# Data

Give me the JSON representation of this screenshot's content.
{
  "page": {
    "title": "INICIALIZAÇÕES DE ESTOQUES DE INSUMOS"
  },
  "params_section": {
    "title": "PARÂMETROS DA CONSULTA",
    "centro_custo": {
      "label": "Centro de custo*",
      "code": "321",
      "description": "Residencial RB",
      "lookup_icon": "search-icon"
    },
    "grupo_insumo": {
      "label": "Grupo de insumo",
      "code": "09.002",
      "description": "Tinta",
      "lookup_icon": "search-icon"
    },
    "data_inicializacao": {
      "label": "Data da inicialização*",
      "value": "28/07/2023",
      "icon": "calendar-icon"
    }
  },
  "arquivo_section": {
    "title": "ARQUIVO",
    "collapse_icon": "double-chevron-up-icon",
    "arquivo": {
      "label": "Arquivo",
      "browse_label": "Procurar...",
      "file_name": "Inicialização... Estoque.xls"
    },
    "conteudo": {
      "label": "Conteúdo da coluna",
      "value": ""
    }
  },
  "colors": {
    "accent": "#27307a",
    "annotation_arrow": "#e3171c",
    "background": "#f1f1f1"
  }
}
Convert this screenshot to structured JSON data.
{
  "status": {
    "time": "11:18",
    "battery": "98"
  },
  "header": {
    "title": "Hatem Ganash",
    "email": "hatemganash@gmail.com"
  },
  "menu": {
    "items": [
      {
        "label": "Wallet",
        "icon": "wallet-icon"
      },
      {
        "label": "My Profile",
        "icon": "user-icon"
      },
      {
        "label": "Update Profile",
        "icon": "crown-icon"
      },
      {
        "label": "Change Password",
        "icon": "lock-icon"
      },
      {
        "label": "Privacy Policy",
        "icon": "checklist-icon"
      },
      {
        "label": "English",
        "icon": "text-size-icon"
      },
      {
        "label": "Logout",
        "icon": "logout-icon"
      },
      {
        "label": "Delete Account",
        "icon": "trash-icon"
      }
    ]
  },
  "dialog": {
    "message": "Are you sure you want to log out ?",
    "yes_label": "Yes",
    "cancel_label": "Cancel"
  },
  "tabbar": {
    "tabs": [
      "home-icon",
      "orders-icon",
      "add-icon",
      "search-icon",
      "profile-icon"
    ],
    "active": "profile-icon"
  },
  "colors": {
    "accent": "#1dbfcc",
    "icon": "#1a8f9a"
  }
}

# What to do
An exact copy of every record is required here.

# Response for this exercise
Give me the JSON representation of this screenshot's content.
{
  "page": {
    "title": "INICIALIZAÇÕES DE ESTOQUES DE INSUMOS"
  },
  "params_section": {
    "title": "PARÂMETROS DA CONSULTA",
    "centro_custo": {
      "label": "Centro de custo*",
      "code": "321",
      "description": "Residencial RB",
      "lookup_icon": "search-icon"
    },
    "grupo_insumo": {
      "label": "Grupo de insumo",
      "code": "09.002",
      "description": "Tinta",
      "lookup_icon": "search-icon"
    },
    "data_inicializacao": {
      "label": "Data da inicialização*",
      "value": "28/07/2023",
      "icon": "calendar-icon"
    }
  },
  "arquivo_section": {
    "title": "ARQUIVO",
    "collapse_icon": "double-chevron-up-icon",
    "arquivo": {
      "label": "Arquivo",
      "browse_label": "Procurar...",
      "file_name": "Inicialização... Estoque.xls"
    },
    "conteudo": {
      "label": "Conteúdo da coluna",
      "value": ""
    }
  },
  "colors": {
    "accent": "#27307a",
    "annotation_arrow": "#e3171c",
    "background": "#f1f1f1"
  }
}
Convert this screenshot to structured JSON data.
{
  "status": {
    "time": "11:18",
    "battery": "98"
  },
  "header": {
    "title": "Hatem Ganash",
    "email": "hatemganash@gmail.com"
  },
  "menu": {
    "items": [
      {
        "label": "Wallet",
        "icon": "wallet-icon"
      },
      {
        "label": "My Profile",
        "icon": "user-icon"
      },
      {
        "label": "Update Profile",
        "icon": "crown-icon"
      },
      {
        "label": "Change Password",
        "icon": "lock-icon"
      },
      {
        "label": "Privacy Policy",
        "icon": "checklist-icon"
      },
      {
        "label": "English",
        "icon": "text-size-icon"
      },
      {
        "label": "Logout",
        "icon": "logout-icon"
      },
      {
        "label": "Delete Account",
        "icon": "trash-icon"
      }
    ]
  },
  "dialog": {
    "message": "Are you sure you want to log out ?",
    "yes_label": "Yes",
    "cancel_label": "Cancel"
  },
  "tabbar": {
    "tabs": [
      "home-icon",
      "orders-icon",
      "add-icon",
      "search-icon",
      "profile-icon"
    ],
    "active": "profile-icon"
  },
  "colors": {
    "accent": "#1dbfcc",
    "icon": "#1a8f9a"
  }
}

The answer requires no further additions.